Some months after meeting the Sisters Jennifer was serving a young couple in the restaurant when something moved her to tell them the story of the nuns and the five dollar bill. She enjoyed serving the young couple and was surprised when, after the couple left, the man approached her and said his wife wanted to talk to her. Jennifer thought that the service had been appreciated but now prepared herself for some unexpected complaint.

The woman handed Jennifer a five dollar bill saying that she had been so moved by the story that they wanted to give her back the $5 the Sisters had given her.

Light in my life

The one on the right is J'net in a dress of her own making and which is part of an exhibit that starts in a couple of weeks at Six Nations Reserve south of Toronto.

Sunday, April 27, 2008

Oy, but life gets busy sometimes
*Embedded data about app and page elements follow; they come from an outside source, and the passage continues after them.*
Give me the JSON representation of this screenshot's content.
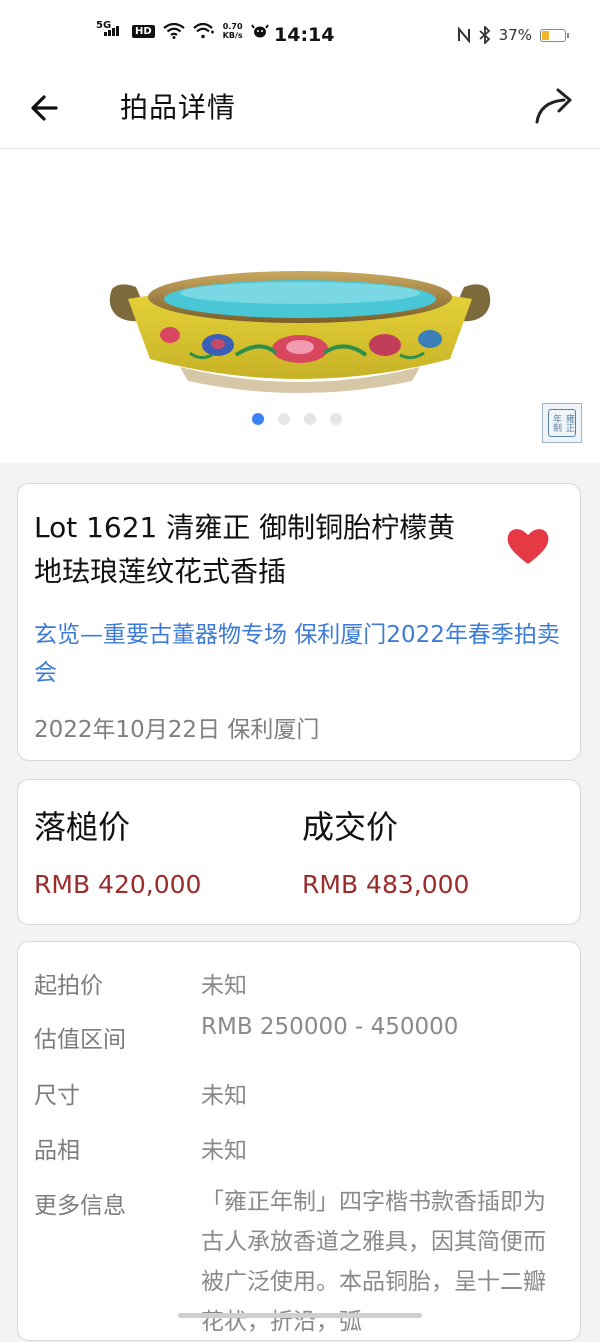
{
  "status_bar": {
    "network": "5G",
    "hd": "HD",
    "speed_value": "0.70",
    "speed_unit": "KB/s",
    "time": "14:14",
    "battery": "37%",
    "battery_level": 0.37,
    "battery_color": "#f2b52a"
  },
  "header": {
    "title": "拍品详情",
    "back_icon": "arrow-left-icon",
    "share_icon": "share-arrow-icon"
  },
  "gallery": {
    "image_count": 4,
    "active_index": 0,
    "seal_text": "雍正年制"
  },
  "lot": {
    "title": "Lot 1621 清雍正 御制铜胎柠檬黄地珐琅莲纹花式香插",
    "auction": "玄览—重要古董器物专场 保利厦门2022年春季拍卖会",
    "date_house": "2022年10月22日 保利厦门",
    "favorited": true,
    "heart_color": "#e53945"
  },
  "prices": {
    "hammer_label": "落槌价",
    "hammer_value": "RMB 420,000",
    "deal_label": "成交价",
    "deal_value": "RMB 483,000",
    "value_color": "#9b2c2c"
  },
  "details": {
    "start_label": "起拍价",
    "start_value": "未知",
    "estimate_label": "估值区间",
    "estimate_value": "RMB 250000 - 450000",
    "size_label": "尺寸",
    "size_value": "未知",
    "condition_label": "品相",
    "condition_value": "未知",
    "more_label": "更多信息",
    "more_value": "「雍正年制」四字楷书款香插即为古人承放香道之雅具，因其简便而被广泛使用。本品铜胎，呈十二瓣花状，折沿，弧"
  }
}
Well, i've just come through a rather crazy-busy stretch that included moving house, living outta boxes, watching my partner's belly expand with new life, volunteering with the Toronto Community Development Institute which just ended (rather successfully, if i don't say so myself), a number of contracts including an "ending poverty" popular education curriculum (that you'll be able to download from this website later this week) and numerous other activities. So, once again, blogging has been difficult to keep up with. So here's a wee tale i penned some time ago about something that happened almost 25 years ago. I still can't tell this story without crying - it still feels like it happened yesterday:
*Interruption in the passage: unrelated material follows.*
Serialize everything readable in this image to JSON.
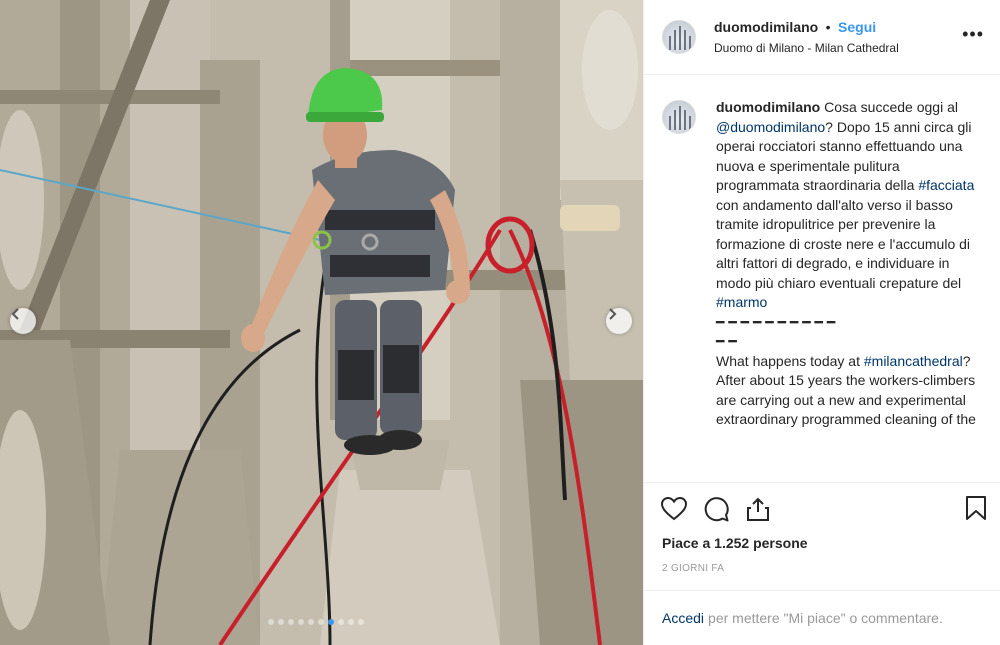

The Potato

While in the mountains of Nicaragua, surrounded by war, I chose to make a rather treacherous journey to the nearest city. We were bringing the harvested and washed coffee beans to the central location for further processing. And we were also picking up food for the community of refugees that we were working with. We were camped on top of a mountain with many of the campesinos from the surrounding valleys. The mountain top was defensible and safe. We made the 50 kilometer journey to Condega, traded our coffee beans for sacks of potatoes and journeyed back. We came upon one patrol of contras who took aim at us and fired as we sped away. This raised the value of the potatoes for me in a unique way. So later that night when a young girl of a family I’d befriended came to my tent with a hot potato, my first thought was that she was trying to unload the undesirable nightshade on the unsuspecting gringo. I saw those potatoes as an all-too-precious source of nutrition and one that I had risked my life for. There was no way I was going to let this five-year-old neglect her health. I accepted the potato graciously but took her and the potato back to the family. I tried to explain politely that their daughter was trying to avoid eating her potato but I was told quickly that I had misunderstood. They had sent the potato to me as thanks for having made the risky journey that day. Touched and a little broken-hearted (though in a good way) I thanked them for the precious gift and returned to my tent to enjoy, very deeply, the best potato I ever ate.